◆ **WORK REQUEST**
In the listing below, find each line containing "Поле" and report it.
*** Opening of THE DATA ***
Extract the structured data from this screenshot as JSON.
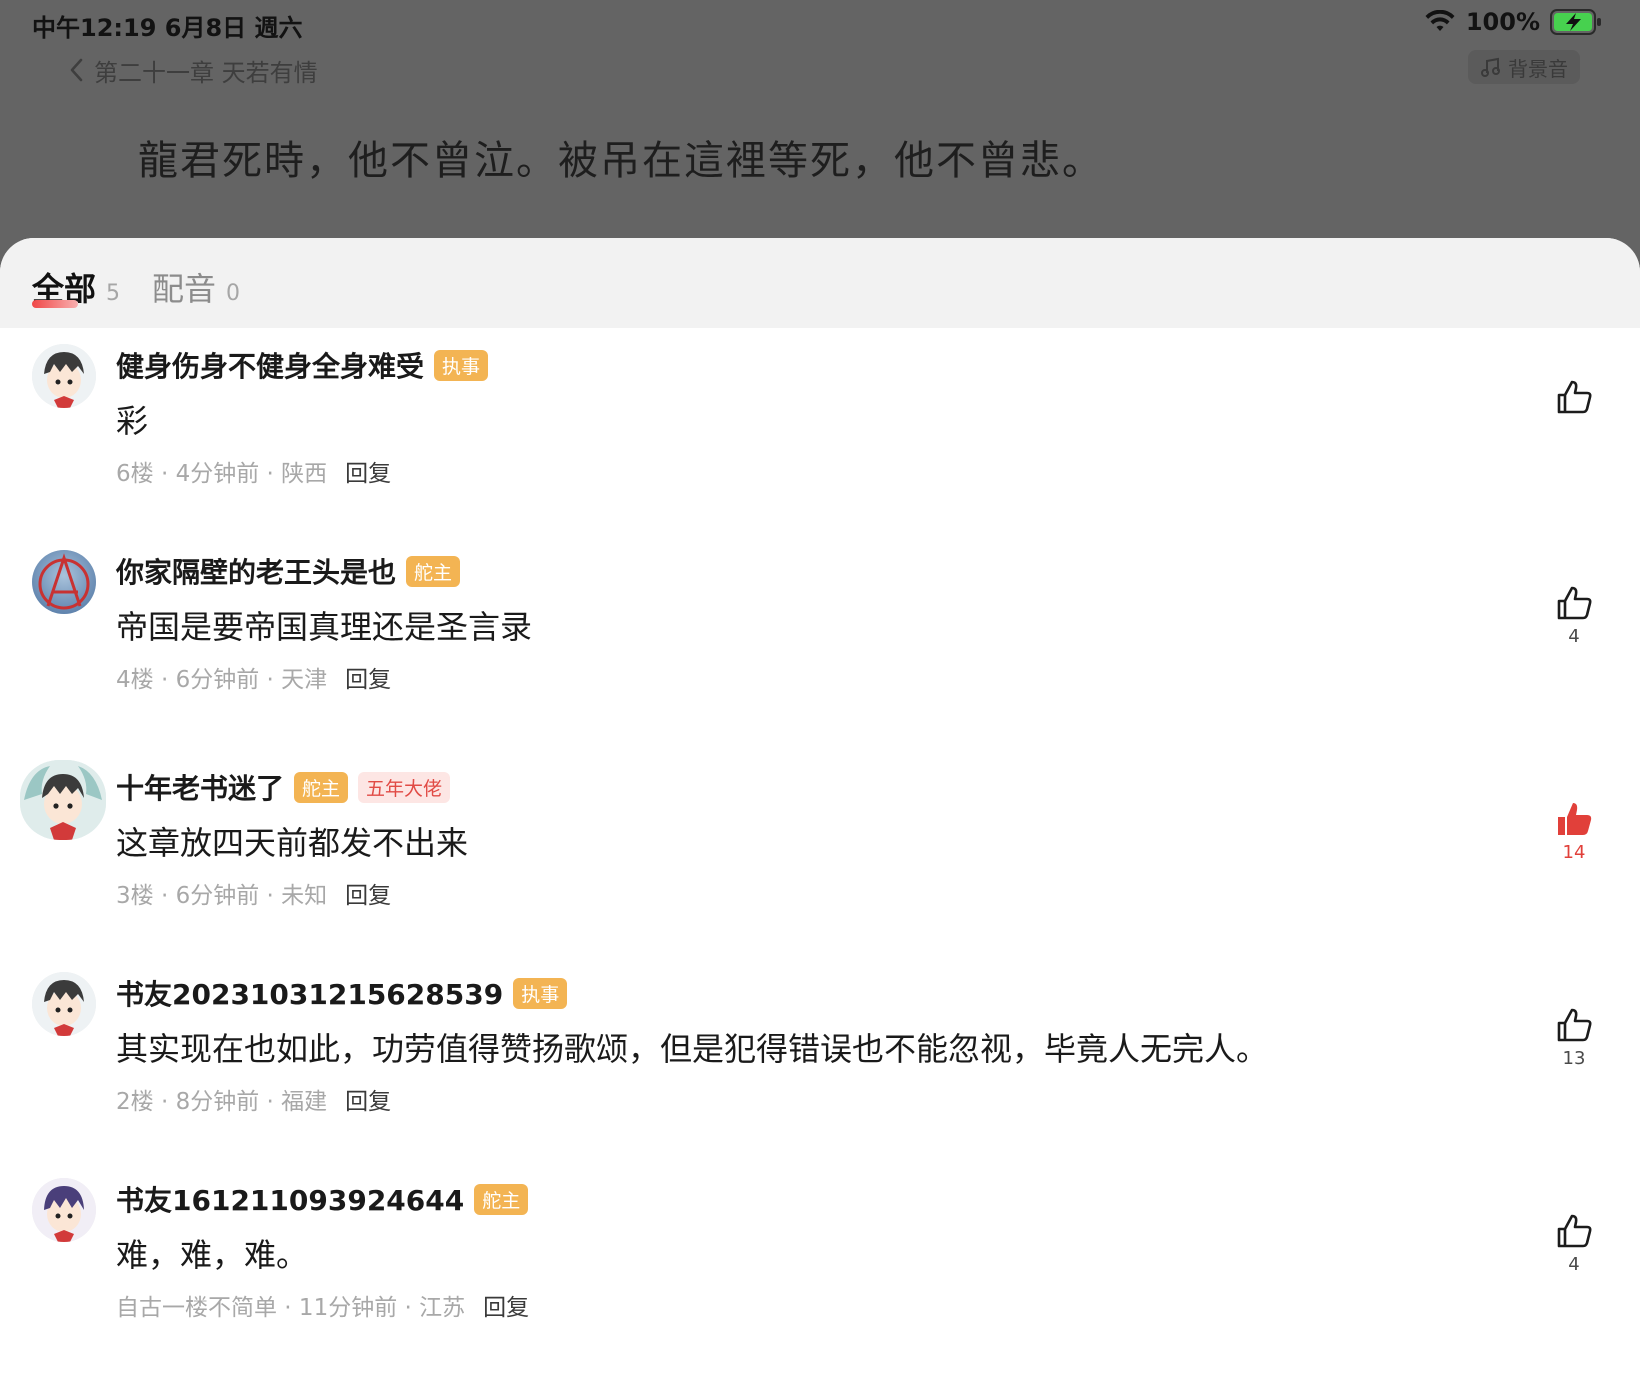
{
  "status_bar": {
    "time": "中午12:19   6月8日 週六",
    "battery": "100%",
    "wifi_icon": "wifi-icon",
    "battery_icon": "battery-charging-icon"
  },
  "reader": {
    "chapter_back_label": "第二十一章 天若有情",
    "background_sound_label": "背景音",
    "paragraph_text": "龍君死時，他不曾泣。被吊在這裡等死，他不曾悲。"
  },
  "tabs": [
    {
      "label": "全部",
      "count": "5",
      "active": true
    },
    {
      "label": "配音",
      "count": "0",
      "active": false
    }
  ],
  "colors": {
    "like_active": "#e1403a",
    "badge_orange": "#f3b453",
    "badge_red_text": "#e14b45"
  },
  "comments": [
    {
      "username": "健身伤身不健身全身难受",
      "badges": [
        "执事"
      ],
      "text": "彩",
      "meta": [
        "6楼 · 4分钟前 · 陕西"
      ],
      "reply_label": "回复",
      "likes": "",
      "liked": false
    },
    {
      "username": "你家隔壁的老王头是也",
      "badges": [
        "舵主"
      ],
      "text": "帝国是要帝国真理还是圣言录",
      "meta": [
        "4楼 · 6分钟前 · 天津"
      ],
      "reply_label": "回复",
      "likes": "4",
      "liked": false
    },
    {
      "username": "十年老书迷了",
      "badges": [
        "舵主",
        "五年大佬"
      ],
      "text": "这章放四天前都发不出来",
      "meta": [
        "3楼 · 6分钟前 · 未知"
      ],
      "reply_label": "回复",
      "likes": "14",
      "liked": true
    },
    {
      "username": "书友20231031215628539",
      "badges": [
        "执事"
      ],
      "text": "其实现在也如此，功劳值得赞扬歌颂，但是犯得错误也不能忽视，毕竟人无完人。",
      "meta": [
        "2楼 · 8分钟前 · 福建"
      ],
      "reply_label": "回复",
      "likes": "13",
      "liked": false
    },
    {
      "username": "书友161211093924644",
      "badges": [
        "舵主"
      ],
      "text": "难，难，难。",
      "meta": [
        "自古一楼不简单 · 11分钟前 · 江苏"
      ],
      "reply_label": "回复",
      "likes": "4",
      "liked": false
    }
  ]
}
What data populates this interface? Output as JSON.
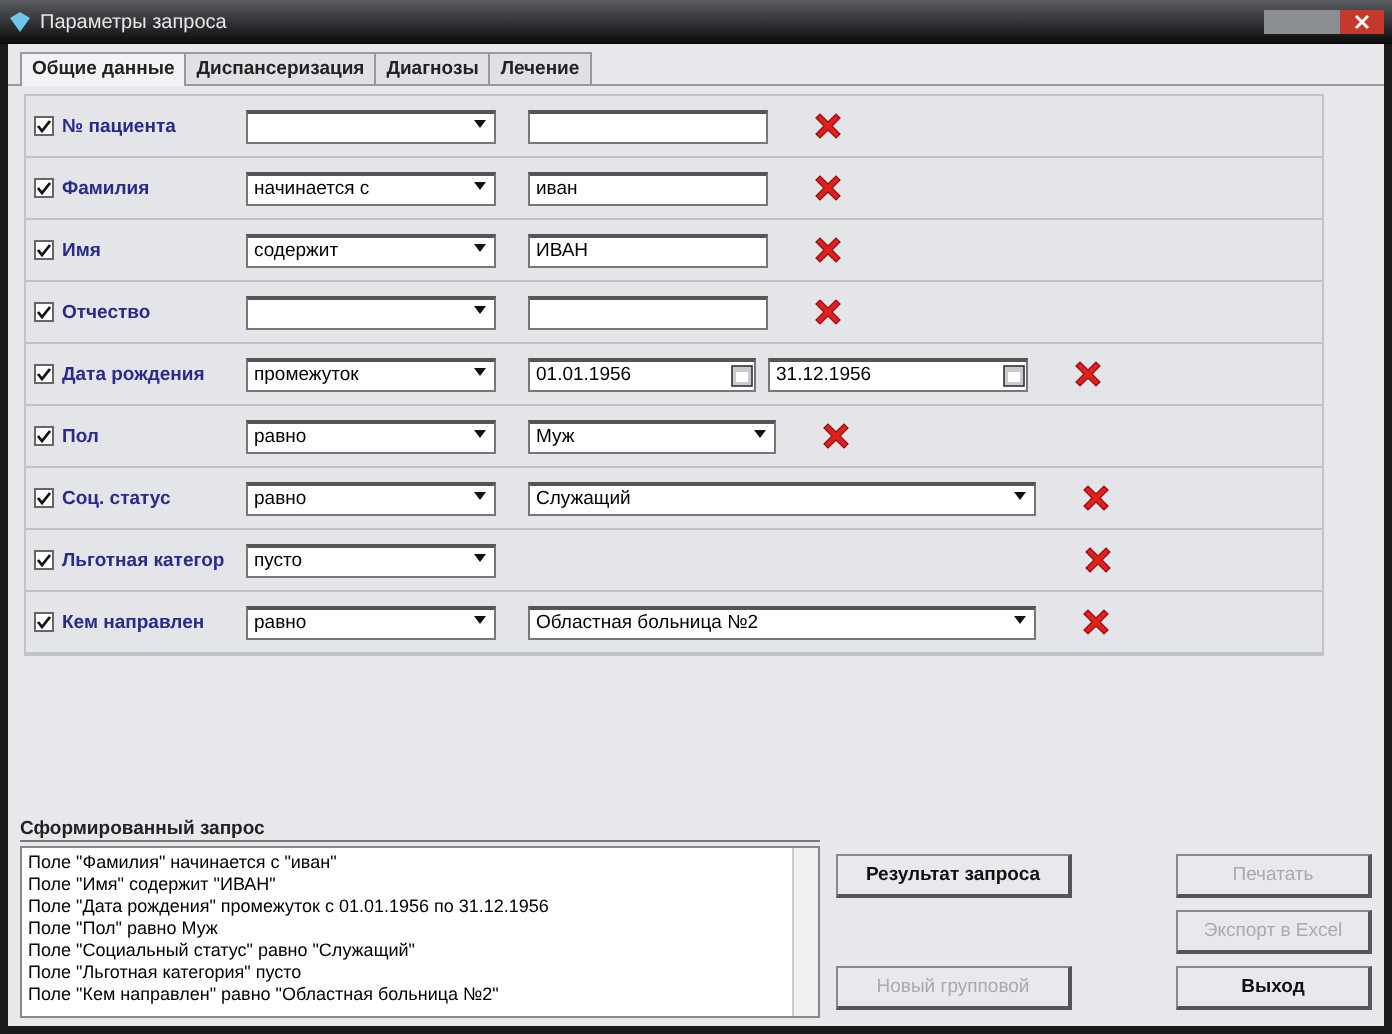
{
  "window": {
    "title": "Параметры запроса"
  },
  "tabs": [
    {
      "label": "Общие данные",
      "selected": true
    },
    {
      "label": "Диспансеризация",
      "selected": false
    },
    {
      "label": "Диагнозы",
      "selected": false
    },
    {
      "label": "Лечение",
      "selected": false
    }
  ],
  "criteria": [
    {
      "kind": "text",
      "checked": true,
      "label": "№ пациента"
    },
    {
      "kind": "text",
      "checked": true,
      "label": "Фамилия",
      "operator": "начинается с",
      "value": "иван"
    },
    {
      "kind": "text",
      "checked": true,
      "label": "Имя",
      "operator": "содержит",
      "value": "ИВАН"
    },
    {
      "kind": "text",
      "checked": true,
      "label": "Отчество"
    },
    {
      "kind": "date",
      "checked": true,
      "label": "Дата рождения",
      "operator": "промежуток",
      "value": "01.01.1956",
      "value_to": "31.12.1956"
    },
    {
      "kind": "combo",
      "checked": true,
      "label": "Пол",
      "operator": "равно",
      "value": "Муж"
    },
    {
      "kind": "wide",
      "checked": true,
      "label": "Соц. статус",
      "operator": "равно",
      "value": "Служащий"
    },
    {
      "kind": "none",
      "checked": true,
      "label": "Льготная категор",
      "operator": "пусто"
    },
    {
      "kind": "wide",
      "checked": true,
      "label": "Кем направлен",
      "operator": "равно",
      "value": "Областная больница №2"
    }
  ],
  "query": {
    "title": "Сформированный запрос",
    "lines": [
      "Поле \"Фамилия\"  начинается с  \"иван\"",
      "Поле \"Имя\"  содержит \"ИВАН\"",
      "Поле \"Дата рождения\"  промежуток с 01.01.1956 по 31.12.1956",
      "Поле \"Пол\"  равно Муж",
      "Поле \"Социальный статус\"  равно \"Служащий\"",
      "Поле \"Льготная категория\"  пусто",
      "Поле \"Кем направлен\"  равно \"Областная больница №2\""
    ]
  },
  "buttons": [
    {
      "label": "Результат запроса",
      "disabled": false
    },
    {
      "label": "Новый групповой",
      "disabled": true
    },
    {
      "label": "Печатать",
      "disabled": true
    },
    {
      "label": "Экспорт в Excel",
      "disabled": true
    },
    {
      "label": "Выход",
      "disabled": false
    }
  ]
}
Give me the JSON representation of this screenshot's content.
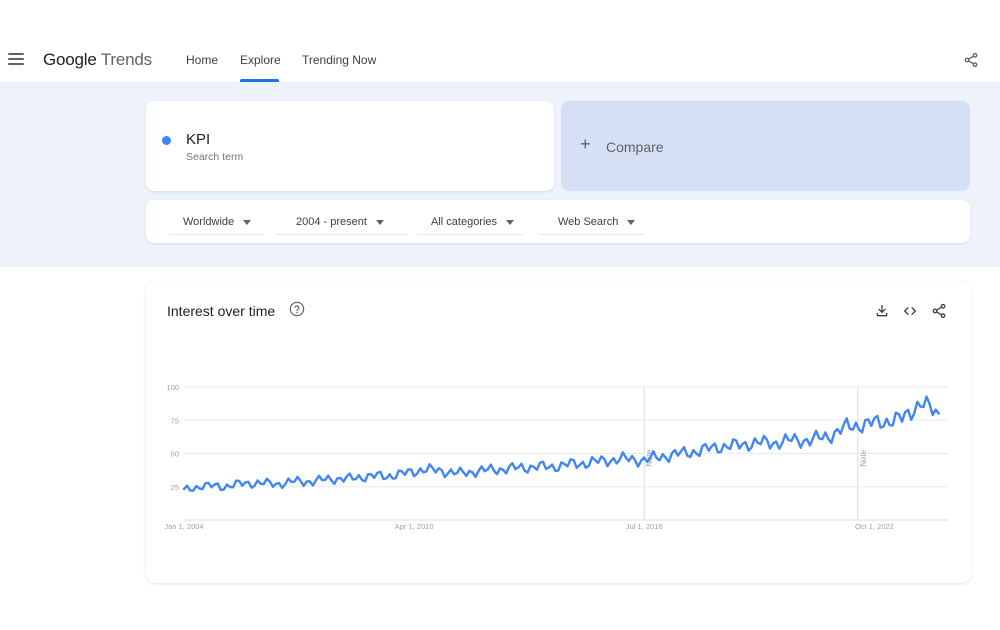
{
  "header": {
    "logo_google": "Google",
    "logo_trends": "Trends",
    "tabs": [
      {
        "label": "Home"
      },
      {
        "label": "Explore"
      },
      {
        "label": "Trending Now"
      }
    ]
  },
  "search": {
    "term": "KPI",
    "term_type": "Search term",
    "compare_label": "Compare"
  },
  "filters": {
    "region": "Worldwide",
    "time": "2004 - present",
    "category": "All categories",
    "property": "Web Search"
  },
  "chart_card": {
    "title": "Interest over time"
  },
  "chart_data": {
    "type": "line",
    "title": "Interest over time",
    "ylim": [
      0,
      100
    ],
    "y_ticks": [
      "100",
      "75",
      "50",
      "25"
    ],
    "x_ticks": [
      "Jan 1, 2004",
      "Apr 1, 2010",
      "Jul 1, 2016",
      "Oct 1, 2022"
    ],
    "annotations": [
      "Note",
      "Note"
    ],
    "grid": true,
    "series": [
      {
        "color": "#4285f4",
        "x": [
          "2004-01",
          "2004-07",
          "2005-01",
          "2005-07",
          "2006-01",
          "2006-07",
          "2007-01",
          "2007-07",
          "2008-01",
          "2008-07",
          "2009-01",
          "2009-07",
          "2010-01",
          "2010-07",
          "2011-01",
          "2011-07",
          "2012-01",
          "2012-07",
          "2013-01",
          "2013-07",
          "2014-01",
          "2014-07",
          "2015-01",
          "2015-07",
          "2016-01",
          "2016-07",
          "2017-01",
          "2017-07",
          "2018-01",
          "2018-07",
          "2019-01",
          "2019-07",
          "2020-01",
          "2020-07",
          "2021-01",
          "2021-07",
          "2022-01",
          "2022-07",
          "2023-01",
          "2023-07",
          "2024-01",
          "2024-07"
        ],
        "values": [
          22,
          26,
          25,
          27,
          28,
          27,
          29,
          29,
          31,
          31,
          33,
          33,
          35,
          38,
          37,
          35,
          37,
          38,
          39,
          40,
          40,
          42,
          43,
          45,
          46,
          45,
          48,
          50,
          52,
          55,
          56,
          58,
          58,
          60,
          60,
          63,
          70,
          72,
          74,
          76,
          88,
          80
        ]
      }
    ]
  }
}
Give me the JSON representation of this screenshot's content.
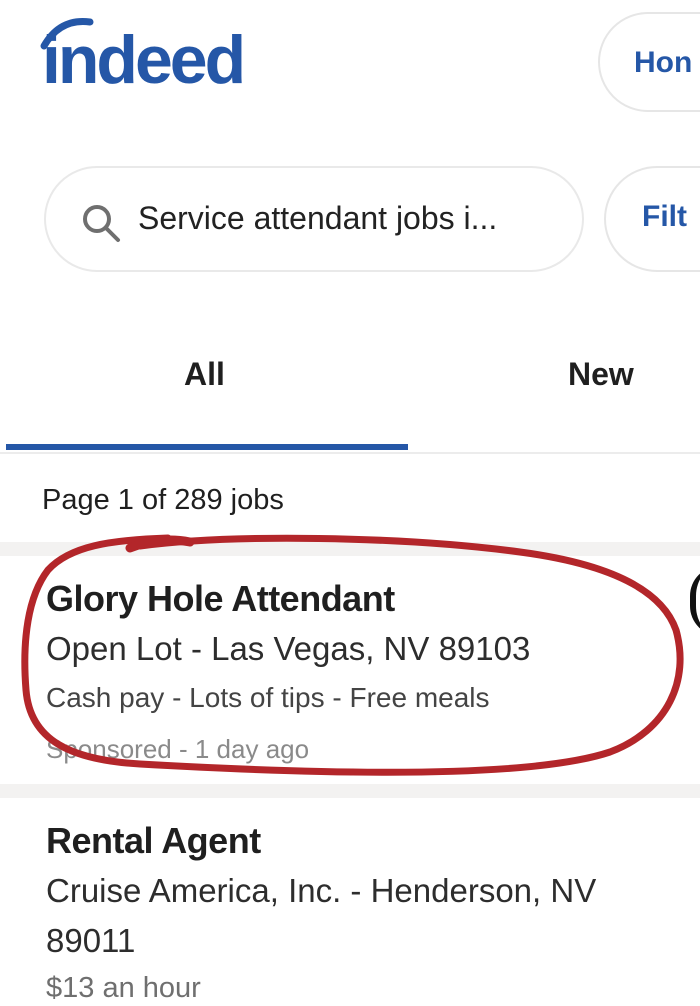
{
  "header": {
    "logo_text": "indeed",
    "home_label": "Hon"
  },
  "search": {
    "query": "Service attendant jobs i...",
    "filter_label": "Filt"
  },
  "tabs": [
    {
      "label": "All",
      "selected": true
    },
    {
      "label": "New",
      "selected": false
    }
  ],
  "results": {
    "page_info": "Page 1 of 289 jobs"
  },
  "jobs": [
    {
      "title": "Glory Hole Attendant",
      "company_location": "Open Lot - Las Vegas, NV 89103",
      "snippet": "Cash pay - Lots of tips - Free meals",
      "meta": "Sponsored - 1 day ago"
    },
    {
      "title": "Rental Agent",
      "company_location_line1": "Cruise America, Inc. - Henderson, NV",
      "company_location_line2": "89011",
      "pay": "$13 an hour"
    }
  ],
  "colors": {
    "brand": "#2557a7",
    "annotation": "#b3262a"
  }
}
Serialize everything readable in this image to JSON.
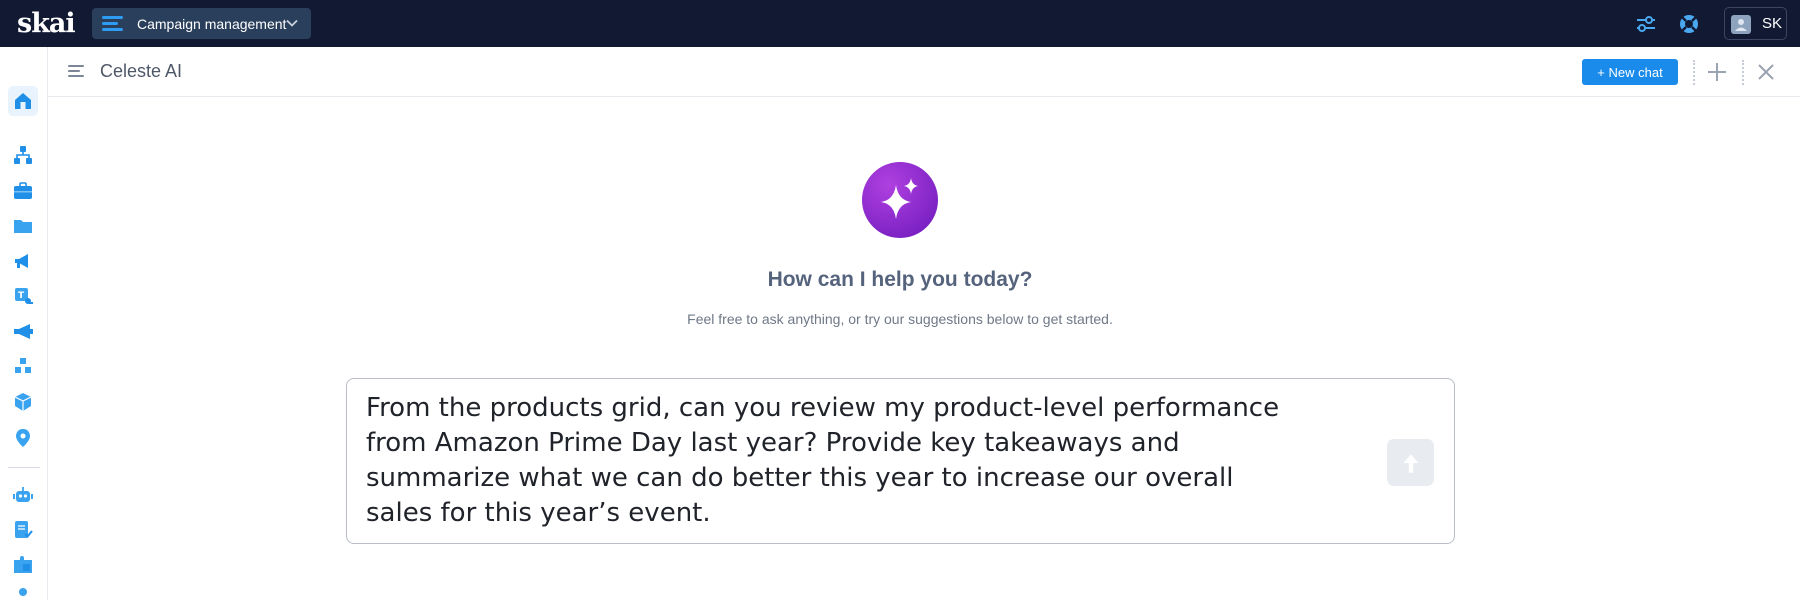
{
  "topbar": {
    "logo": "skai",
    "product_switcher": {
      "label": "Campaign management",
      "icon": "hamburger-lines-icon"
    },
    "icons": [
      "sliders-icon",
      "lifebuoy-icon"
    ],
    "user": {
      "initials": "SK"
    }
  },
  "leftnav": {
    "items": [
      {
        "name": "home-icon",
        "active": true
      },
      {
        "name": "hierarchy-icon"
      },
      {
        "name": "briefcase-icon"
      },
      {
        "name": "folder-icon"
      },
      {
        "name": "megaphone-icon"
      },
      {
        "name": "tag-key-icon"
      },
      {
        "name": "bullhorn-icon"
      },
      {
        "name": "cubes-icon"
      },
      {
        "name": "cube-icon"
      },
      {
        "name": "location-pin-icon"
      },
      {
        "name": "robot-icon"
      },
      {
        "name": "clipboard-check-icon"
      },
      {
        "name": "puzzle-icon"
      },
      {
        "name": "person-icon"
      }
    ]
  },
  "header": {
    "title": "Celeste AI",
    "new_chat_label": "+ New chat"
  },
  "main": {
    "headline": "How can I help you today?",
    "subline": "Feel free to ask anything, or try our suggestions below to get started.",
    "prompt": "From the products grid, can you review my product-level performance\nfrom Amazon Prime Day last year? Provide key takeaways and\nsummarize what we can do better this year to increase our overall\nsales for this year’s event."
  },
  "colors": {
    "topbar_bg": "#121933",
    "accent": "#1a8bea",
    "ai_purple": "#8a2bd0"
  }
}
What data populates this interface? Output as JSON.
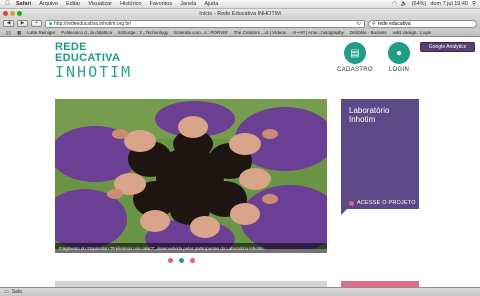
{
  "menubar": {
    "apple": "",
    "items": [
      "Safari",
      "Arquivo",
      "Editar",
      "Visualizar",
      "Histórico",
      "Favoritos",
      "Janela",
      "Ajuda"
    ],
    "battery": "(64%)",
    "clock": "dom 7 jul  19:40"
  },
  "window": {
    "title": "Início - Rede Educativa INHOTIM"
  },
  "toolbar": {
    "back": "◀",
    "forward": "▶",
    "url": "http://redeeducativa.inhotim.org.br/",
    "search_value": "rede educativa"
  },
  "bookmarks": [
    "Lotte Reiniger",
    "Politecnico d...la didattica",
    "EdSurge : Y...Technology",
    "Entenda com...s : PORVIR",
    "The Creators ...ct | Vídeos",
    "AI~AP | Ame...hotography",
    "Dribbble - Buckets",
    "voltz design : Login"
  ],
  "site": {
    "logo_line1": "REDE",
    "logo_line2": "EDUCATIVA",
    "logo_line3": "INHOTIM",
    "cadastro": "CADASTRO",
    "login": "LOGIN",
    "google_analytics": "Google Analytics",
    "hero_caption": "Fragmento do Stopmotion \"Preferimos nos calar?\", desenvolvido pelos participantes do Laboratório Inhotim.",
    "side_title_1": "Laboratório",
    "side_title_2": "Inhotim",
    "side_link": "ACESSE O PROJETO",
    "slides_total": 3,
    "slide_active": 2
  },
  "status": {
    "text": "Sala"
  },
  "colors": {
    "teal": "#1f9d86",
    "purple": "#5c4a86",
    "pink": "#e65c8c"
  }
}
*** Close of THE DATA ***
◆ **FINISHED TASK**
      "Поле \"Фамилия\"  начинается с  \"иван\"",
      "Поле \"Имя\"  содержит \"ИВАН\"",
      "Поле \"Дата рождения\"  промежуток с 01.01.1956 по 31.12.1956",
      "Поле \"Пол\"  равно Муж",
      "Поле \"Социальный статус\"  равно \"Служащий\"",
      "Поле \"Льготная категория\"  пусто",
      "Поле \"Кем направлен\"  равно \"Областная больница №2\""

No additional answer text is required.